DATA PROVIDED
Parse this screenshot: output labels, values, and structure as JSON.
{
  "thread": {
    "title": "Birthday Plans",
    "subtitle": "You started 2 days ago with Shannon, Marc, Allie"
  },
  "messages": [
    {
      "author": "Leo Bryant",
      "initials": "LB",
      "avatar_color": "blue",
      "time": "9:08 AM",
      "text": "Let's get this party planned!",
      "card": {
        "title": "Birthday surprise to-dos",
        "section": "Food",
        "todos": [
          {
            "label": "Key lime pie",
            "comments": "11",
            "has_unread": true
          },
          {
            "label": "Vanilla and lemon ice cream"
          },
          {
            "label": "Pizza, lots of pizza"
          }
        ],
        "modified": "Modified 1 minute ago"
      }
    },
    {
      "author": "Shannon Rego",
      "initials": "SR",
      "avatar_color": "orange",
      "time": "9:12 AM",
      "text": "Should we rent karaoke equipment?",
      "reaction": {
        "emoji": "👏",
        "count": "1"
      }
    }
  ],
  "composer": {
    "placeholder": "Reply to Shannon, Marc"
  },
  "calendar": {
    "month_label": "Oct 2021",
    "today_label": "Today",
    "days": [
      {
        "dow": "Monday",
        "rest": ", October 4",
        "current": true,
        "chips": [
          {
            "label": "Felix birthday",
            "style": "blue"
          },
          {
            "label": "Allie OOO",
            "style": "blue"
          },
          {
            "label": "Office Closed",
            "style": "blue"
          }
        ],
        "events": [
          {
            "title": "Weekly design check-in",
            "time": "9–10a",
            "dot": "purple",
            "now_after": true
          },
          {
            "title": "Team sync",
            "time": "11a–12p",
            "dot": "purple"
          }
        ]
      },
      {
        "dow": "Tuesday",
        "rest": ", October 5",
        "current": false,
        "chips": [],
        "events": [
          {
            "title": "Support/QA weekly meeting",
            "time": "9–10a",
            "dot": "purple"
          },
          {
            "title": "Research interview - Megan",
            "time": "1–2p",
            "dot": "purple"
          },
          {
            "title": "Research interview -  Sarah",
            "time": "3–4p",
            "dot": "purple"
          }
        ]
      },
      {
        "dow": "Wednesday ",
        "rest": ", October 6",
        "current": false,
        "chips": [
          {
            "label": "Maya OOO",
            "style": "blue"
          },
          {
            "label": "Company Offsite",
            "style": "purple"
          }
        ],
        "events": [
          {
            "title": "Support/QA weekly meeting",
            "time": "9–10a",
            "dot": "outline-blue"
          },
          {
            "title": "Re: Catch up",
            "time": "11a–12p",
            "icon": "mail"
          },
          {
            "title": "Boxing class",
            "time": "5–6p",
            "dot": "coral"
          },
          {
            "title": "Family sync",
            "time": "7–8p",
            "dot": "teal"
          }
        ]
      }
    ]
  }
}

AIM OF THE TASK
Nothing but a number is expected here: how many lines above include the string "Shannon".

ANSWER FOR THE TASK
3